Overheard near Nagambie, about travelling to Melbourne:
“A lot of people go to Seymour to catch the train. There’s one once an hour from there.”
At stations beyond Seymour, where the Shepparton and the Albury line branch off, there’s usually only about 3 trains each way per day.
But at Seymour, there are 20 to Melbourne on weekdays, and 13 on Saturdays and on Sundays. The more services, the more options, more freedom.
Some people will drive to Seymour to get that… just as in the past some people would drive to junction stations like Caulfield — I suspect this happens less now that the Frankston and Dandenong both run every 10-15 minutes, 7 days-a-week (at least in the daytime).
Last night on the TV news they seemed to be struggling for an accurate figure of how many were affected by the closure of the Geelong line. One said “hundreds”, another said “up to a thousand”.
Figures on V/Line’s web site, which summarise the number of people on each train so you can plan your trip to avoid the packed ones, indicate that about three thousand catch the Geelong line each peak hour.

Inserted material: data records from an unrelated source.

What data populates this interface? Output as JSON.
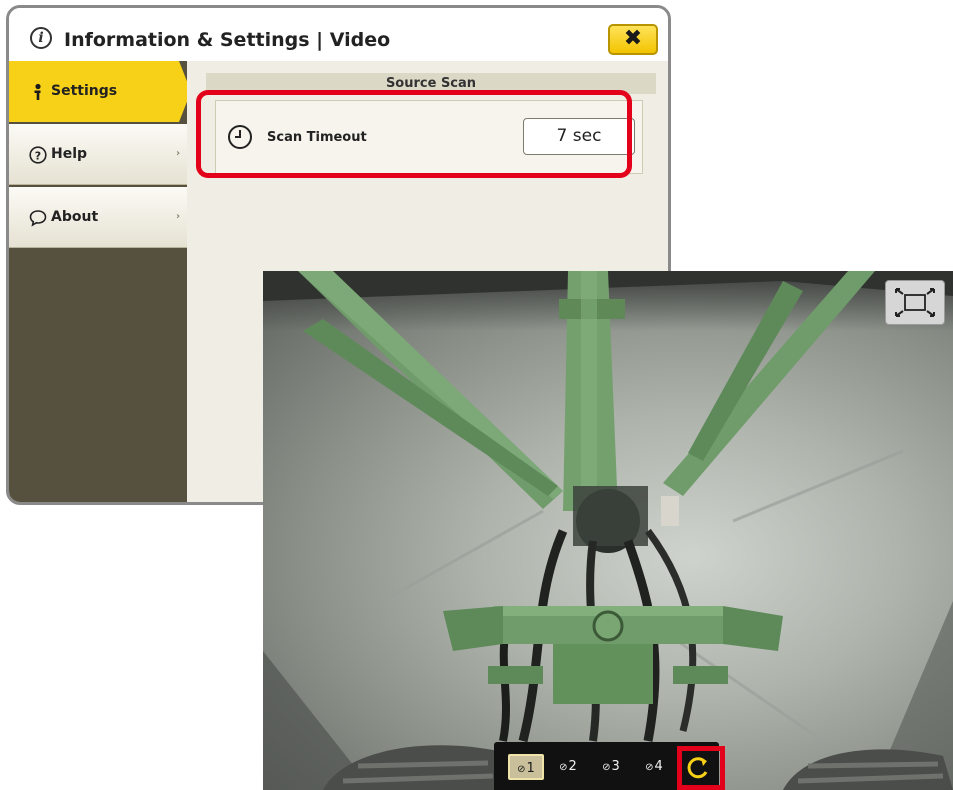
{
  "window": {
    "title": "Information & Settings | Video",
    "close_label": "✖"
  },
  "nav": {
    "items": [
      {
        "label": "Settings",
        "icon": "person-info-icon",
        "active": true
      },
      {
        "label": "Help",
        "icon": "question-circle-icon",
        "arrow": "›"
      },
      {
        "label": "About",
        "icon": "speech-bubble-icon",
        "arrow": "›"
      }
    ]
  },
  "content": {
    "section_title": "Source Scan",
    "setting": {
      "label": "Scan Timeout",
      "value": "7 sec",
      "icon": "clock-icon"
    }
  },
  "camera": {
    "buttons": [
      "1",
      "2",
      "3",
      "4"
    ],
    "active_index": 0,
    "scan_icon": "source-scan-icon",
    "expand_icon": "expand-fullscreen-icon"
  },
  "colors": {
    "accent_yellow": "#f7d117",
    "highlight_red": "#e3001b",
    "nav_dark": "#56513f",
    "implement_green": "#6f9c6a"
  }
}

The figures appear to show 100% when the services are over-capacity — eg when people end up standing or sitting in aisles on the trip.

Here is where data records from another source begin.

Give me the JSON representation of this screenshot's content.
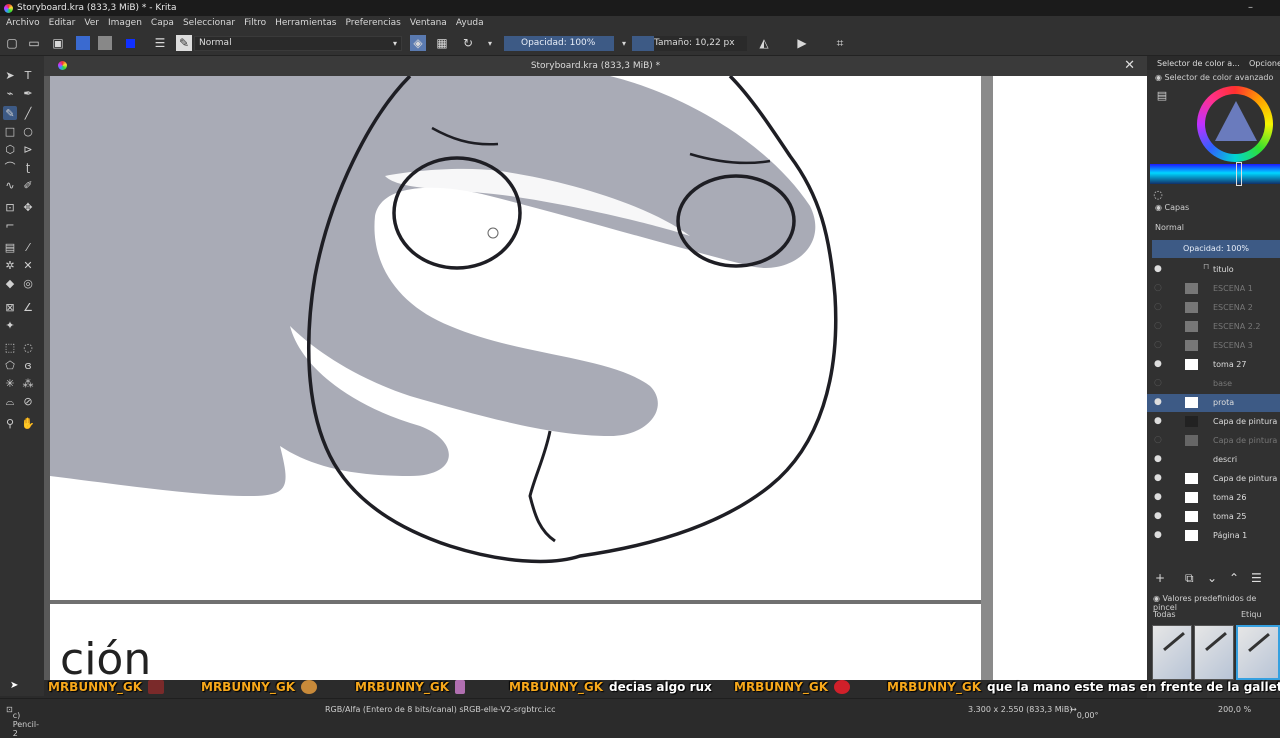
{
  "window": {
    "title": "Storyboard.kra (833,3 MiB) * - Krita",
    "controls": [
      "–"
    ]
  },
  "menu": [
    "Archivo",
    "Editar",
    "Ver",
    "Imagen",
    "Capa",
    "Seleccionar",
    "Filtro",
    "Herramientas",
    "Preferencias",
    "Ventana",
    "Ayuda"
  ],
  "toolbar": {
    "blend_mode": "Normal",
    "opacity_label": "Opacidad: 100%",
    "size_label": "Tamaño: 10,22 px"
  },
  "document": {
    "tab_title": "Storyboard.kra (833,3 MiB) *",
    "visible_text": "ción"
  },
  "dockers": {
    "tab1": "Selector de color a...",
    "tab2": "Opcione",
    "color_panel_title": "Selector de color avanzado",
    "layers_title": "Capas",
    "layers_blend": "Normal",
    "layers_opacity": "Opacidad:  100%",
    "layers": [
      {
        "name": "titulo",
        "visible": true,
        "dim": false,
        "selected": false
      },
      {
        "name": "ESCENA 1",
        "visible": false,
        "dim": true,
        "selected": false
      },
      {
        "name": "ESCENA 2",
        "visible": false,
        "dim": true,
        "selected": false
      },
      {
        "name": "ESCENA 2.2",
        "visible": false,
        "dim": true,
        "selected": false
      },
      {
        "name": "ESCENA 3",
        "visible": false,
        "dim": true,
        "selected": false
      },
      {
        "name": "toma 27",
        "visible": true,
        "dim": false,
        "selected": false
      },
      {
        "name": "base",
        "visible": false,
        "dim": true,
        "selected": false
      },
      {
        "name": "prota",
        "visible": true,
        "dim": false,
        "selected": true
      },
      {
        "name": "Capa de pintura",
        "visible": true,
        "dim": false,
        "selected": false
      },
      {
        "name": "Capa de pintura",
        "visible": false,
        "dim": true,
        "selected": false
      },
      {
        "name": "descri",
        "visible": true,
        "dim": false,
        "selected": false
      },
      {
        "name": "Capa de pintura",
        "visible": true,
        "dim": false,
        "selected": false
      },
      {
        "name": "toma 26",
        "visible": true,
        "dim": false,
        "selected": false
      },
      {
        "name": "toma 25",
        "visible": true,
        "dim": false,
        "selected": false
      },
      {
        "name": "Página 1",
        "visible": true,
        "dim": false,
        "selected": false
      }
    ],
    "presets_title": "Valores predefinidos de pincel",
    "presets_filter": "Todas",
    "presets_tag": "Etiqu"
  },
  "chat": [
    {
      "user": "MRBUNNY_GK",
      "msg": ""
    },
    {
      "user": "MRBUNNY_GK",
      "msg": ""
    },
    {
      "user": "MRBUNNY_GK",
      "msg": ""
    },
    {
      "user": "MRBUNNY_GK",
      "msg": "decias algo rux"
    },
    {
      "user": "MRBUNNY_GK",
      "msg": ""
    },
    {
      "user": "MRBUNNY_GK",
      "msg": "que la mano este mas en frente de la galleta"
    }
  ],
  "status": {
    "brush": "c) Pencil-2",
    "colorspace": "RGB/Alfa (Entero de 8 bits/canal)  sRGB-elle-V2-srgbtrc.icc",
    "dimensions": "3.300 x 2.550 (833,3 MiB)",
    "rotation": "0,00°",
    "zoom": "200,0 %"
  },
  "colors": {
    "accent": "#3d5a85",
    "chat_user": "#f7a81b"
  }
}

Looking at all the lines, the figures (into Melbourne before 9am; out of Melbourne between 4pm and 6:30pm) are:
I knew they’d grown strongly since the Regional Fast Rail upgrades were completed mid last decade, and the 2007 price cut, but I’m almost surprised to see the Bendigo and Ballarat lines up within about 10-15% of the Geelong figures. This probably emphasises why V/Line and the Department of Transport have been so keen on the Regional Rail Link project, to get all the busiest lines on their own tracks within the suburban area.
The Bendigo figures are likely to drop when Sunbury and Diggers Rest stations join the electrified Metro network later this year. This will also free up some carriages to run on other lines.
Obviously off-peak passengers are also affected by line closures, and we don’t have figures for them. To a greater extent than Melbourne suburban services, V/Line services are very concentrated in the peak (trains every few minutes in some cases), but quieter outside it (mostly hourly). Something they could/should do to help spread the peak load is upgrade off-peak frequencies.
PS: I see some real figures have made it into an Age Online story this morning.